PROBLEM DETAILS — Lines with "Editors" in the records below: say how many there are, and add nothing.

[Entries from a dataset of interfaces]
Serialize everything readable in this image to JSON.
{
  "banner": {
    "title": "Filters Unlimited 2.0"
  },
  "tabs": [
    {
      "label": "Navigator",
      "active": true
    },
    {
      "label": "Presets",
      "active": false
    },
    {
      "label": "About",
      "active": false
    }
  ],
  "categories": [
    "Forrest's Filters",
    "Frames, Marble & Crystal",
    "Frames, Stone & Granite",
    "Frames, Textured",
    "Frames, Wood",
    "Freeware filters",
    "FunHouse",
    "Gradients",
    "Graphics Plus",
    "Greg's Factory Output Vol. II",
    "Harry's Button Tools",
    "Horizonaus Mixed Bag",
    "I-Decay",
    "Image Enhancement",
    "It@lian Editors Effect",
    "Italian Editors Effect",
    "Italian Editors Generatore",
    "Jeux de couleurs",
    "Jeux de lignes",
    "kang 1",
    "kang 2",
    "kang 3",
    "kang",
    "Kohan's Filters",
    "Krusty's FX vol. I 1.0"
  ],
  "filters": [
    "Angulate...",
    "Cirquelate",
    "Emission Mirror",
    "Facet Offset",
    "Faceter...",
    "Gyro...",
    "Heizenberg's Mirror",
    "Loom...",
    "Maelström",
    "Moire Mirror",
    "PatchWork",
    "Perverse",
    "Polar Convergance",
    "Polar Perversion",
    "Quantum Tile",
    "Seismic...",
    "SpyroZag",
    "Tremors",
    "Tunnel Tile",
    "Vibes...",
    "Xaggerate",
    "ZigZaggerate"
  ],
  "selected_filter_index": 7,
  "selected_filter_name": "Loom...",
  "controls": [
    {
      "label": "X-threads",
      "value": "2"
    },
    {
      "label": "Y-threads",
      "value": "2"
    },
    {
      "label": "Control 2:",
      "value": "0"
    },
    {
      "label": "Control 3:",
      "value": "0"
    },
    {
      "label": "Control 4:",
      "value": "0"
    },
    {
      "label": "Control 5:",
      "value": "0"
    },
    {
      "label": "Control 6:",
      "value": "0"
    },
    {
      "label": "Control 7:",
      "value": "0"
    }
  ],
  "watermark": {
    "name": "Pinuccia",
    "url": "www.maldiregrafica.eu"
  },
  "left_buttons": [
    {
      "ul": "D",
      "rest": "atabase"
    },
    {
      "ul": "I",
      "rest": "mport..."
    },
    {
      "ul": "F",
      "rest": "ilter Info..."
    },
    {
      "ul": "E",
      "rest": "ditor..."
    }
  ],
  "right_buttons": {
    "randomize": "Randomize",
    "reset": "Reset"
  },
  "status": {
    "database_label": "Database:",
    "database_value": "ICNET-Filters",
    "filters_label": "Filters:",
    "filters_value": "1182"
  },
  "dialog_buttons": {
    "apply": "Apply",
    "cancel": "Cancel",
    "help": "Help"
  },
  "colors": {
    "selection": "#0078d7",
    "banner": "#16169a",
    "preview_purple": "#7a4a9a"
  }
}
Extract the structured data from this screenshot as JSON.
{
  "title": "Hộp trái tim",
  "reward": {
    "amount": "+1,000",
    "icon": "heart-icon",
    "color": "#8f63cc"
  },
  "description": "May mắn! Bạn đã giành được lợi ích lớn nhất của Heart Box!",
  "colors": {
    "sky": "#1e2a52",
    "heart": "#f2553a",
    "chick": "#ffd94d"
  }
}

WRITTEN SOLUTION — 3